18 December 2013
The Gambia must immediately release three opposition members convicted of sedition
The sedition convictions against three opposition party members in Gambia must be quashed and the authorities must release them immediately and unconditionally, Amnesty International said.
Amadou Sanneh, National Treasurer of the United Democratic Party (UDP) and two other UDP members, Malang Fatty and Alhagie Sambou Fatty, were today convicted of sedition and sentenced to up to 5 years of imprisonment after claiming one of them had suffered harassment and death threats from the Gambian authorities.
All three of those convicted allege they were tortured while being held incommunicado prior to their trial and two of them – who pleaded guilty in October – had no legal representation throughout their incarceration and trial.
“These convictions confirm exactly what the opposition has claimed all along: that the Gambian government persecutes its opponents. Charges of sedition and false information are being used to curtail freedom of expression and legitimate dissent,” said Aster van Kregten, Deputy Africa Director at Amnesty International.
Amnesty International considers that the three men convicted today are prisoners of conscience and calls for their immediate and unconditional release.
Amadou Sanneh was arrested on 25 September 2013 by the National Intelligence Agency (NIA). He had written a letter supporting UDP member Malang Fatty who was intending to apply for asylum abroad.
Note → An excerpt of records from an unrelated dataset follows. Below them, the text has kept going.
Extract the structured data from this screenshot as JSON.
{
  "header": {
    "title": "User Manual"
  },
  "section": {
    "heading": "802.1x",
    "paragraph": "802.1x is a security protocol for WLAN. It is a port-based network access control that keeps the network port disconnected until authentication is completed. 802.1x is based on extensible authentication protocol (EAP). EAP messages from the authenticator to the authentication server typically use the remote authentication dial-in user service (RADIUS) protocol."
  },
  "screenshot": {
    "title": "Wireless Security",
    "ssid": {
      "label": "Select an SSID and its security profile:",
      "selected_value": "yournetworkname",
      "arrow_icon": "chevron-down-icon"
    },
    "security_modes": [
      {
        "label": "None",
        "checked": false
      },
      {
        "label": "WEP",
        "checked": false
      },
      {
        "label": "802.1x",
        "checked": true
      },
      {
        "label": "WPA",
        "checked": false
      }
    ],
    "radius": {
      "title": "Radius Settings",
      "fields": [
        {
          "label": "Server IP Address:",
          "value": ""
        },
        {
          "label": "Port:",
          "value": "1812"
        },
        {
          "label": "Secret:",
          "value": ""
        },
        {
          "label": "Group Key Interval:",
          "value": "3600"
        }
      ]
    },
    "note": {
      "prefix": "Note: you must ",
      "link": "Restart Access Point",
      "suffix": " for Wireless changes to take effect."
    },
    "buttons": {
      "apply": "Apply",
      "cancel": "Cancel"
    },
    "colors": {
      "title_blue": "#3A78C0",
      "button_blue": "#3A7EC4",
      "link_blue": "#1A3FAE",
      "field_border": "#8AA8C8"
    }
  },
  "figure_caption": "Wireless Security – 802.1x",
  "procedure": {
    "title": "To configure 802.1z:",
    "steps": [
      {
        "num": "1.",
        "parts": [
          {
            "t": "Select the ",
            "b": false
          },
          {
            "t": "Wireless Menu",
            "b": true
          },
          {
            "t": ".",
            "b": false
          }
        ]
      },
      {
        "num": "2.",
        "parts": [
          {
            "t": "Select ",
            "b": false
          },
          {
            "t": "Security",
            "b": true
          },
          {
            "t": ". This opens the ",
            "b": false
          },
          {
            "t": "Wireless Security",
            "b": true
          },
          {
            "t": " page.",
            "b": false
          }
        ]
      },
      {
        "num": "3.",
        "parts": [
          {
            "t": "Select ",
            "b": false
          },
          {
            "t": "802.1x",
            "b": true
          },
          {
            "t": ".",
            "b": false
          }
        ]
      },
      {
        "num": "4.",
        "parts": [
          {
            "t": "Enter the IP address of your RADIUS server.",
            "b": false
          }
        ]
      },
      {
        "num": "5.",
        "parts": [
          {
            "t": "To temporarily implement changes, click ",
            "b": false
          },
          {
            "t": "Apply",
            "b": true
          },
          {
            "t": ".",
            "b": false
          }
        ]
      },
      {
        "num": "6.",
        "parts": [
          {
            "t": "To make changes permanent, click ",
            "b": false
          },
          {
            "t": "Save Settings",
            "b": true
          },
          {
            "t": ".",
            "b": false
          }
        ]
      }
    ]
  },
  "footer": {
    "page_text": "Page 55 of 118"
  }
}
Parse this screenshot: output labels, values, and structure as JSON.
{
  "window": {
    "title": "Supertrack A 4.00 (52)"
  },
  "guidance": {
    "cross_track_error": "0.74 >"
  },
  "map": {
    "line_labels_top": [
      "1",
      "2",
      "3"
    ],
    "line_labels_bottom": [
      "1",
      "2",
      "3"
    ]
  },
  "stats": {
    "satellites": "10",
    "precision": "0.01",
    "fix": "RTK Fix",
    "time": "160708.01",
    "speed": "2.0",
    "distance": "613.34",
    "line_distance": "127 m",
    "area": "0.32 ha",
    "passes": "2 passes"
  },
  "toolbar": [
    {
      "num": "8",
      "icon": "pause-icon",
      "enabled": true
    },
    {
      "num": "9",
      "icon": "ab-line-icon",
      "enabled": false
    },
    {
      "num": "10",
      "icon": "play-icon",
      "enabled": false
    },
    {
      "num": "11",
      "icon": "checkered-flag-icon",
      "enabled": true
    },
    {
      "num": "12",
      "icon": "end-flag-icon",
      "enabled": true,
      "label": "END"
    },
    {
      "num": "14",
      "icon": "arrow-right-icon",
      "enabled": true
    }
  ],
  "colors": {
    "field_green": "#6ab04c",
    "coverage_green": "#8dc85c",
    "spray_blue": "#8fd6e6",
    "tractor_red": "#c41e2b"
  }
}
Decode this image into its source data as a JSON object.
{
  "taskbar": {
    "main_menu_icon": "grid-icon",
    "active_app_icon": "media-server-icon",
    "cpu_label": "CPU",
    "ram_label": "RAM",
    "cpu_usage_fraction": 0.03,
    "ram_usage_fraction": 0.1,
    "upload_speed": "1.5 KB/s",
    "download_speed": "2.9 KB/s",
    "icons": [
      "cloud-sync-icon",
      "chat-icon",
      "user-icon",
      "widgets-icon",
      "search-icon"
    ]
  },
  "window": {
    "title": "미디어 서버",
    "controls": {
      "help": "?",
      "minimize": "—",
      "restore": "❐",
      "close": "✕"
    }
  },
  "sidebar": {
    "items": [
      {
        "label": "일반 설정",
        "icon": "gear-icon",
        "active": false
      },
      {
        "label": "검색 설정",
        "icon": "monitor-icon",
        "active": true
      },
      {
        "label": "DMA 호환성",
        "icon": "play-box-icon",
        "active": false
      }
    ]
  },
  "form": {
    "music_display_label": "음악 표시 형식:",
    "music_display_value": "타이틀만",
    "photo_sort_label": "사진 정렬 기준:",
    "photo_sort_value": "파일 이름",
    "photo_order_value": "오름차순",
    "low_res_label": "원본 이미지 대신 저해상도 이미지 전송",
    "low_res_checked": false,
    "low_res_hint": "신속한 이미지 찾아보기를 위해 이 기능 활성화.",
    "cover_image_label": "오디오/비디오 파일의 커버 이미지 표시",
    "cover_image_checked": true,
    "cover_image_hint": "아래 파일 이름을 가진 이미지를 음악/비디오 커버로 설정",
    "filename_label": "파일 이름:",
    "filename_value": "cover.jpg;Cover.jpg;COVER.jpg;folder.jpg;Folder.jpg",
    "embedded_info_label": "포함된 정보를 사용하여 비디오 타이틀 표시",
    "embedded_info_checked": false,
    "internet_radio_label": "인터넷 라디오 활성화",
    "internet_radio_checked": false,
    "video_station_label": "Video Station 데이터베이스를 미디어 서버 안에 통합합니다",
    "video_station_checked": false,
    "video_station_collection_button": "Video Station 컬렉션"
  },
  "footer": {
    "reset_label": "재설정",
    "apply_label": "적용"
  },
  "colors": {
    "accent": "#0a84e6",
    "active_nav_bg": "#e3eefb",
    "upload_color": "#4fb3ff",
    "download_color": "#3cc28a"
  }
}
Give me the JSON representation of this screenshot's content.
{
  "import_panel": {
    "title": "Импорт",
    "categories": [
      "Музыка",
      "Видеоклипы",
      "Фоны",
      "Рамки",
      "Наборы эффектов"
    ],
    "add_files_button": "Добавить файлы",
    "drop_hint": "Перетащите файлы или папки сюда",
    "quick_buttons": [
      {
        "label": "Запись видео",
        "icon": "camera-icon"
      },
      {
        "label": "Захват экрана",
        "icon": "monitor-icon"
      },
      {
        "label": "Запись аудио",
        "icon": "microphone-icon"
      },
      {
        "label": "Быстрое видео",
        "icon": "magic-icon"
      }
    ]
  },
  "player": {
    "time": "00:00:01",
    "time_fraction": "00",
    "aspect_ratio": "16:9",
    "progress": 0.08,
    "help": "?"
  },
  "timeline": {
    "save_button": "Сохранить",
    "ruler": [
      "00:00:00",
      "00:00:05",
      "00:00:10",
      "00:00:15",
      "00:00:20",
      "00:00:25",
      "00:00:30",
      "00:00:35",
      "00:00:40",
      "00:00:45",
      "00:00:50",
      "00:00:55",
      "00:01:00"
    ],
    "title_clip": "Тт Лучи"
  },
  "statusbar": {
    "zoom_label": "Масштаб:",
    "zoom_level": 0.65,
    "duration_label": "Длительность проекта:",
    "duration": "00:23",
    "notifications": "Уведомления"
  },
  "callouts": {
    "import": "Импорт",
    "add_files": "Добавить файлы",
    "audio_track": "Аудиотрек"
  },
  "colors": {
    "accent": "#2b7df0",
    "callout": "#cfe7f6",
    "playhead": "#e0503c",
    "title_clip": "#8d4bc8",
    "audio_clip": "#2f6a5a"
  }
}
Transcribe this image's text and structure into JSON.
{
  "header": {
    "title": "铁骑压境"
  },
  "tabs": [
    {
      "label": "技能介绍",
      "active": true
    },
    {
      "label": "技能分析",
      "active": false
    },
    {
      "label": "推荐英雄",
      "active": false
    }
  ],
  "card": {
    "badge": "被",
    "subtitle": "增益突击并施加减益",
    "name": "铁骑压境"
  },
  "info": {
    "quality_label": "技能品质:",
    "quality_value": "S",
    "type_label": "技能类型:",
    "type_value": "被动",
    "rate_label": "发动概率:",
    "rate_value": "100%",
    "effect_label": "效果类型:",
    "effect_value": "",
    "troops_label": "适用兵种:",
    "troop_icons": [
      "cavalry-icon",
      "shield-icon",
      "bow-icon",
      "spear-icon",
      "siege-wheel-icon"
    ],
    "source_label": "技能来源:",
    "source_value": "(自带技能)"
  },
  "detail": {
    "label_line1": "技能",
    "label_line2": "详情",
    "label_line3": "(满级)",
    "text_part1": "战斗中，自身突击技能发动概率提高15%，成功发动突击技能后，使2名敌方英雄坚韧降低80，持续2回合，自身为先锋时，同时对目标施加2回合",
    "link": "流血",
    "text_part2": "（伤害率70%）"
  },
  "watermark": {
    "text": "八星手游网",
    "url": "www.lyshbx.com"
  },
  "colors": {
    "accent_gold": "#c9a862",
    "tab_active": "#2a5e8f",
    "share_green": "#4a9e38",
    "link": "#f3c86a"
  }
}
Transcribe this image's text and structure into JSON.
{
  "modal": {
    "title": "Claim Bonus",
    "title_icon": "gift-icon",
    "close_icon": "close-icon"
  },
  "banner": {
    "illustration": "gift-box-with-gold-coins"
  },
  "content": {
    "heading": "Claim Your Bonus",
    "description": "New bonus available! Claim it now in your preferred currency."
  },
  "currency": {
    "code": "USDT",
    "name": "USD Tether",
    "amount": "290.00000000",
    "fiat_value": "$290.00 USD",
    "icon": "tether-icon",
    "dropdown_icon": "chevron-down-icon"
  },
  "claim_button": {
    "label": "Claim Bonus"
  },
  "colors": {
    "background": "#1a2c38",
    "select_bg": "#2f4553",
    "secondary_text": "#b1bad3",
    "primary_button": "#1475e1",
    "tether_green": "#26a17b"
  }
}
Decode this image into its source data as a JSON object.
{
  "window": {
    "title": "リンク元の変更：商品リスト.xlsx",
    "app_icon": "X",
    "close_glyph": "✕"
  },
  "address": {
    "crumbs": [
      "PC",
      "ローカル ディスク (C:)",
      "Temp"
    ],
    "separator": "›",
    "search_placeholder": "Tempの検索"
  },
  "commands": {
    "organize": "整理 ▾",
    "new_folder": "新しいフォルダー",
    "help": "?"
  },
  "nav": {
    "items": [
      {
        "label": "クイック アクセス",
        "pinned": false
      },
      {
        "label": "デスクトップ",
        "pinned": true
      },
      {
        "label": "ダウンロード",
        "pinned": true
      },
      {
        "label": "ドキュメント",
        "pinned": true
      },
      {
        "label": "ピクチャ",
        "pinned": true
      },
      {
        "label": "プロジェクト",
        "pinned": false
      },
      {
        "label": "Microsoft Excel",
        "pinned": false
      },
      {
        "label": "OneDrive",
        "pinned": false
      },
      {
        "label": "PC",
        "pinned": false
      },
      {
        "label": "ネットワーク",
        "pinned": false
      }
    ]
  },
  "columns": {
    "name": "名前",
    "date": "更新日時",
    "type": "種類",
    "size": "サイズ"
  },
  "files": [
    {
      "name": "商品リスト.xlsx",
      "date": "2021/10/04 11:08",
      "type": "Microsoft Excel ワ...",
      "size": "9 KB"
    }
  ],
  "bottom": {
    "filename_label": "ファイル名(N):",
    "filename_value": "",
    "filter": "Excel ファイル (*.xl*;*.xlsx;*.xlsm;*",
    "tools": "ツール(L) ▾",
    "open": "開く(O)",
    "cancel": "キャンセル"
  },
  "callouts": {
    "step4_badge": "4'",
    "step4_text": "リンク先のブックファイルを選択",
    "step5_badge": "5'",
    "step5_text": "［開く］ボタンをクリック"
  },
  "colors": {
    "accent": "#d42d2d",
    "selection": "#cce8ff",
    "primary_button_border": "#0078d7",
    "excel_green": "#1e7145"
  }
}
In the letter, Sanneh claimed Malang Fatty had received death threats from government security services and that the UDP was routinely persecuted by the Gambian government.
Sanneh’s arrest came six days after the NIA arrested Malang Fatty at Amdallai Border Post as he tried to leave the country. He was in possession of Sanneh’s letter at the time of his arrest. The NIA also arrested Malang’s brother, Alhagie Sambou Fatty, who had asked Sanneh to write the letter.
The two men were held in incommunicado detention for nearly one month, alleged that they were tortured, and were forced to ‘confess’ on national television. In the meantime, Gambian President Yahya Jammeh has publicly rebuked those engaged in opposition parties:
“Tarnishing the image of this country is treasonable and all those engaged in this would pay a high price. Hating one’s country is ungodly. In any religion mounting a smear campaign against one’s country on behalf of outside powers is TREASON,” the President said.
Amnesty International has previously raised concerns about Section 114 of the Criminal Code Act Cap 10 Vol.III Laws of The Gambia 2009 (Criminal Code), which deals with providing false information to a public servant. It could be used to restrict the right to freedom of expression in violation of The Gambia’s obligations under international human rights law.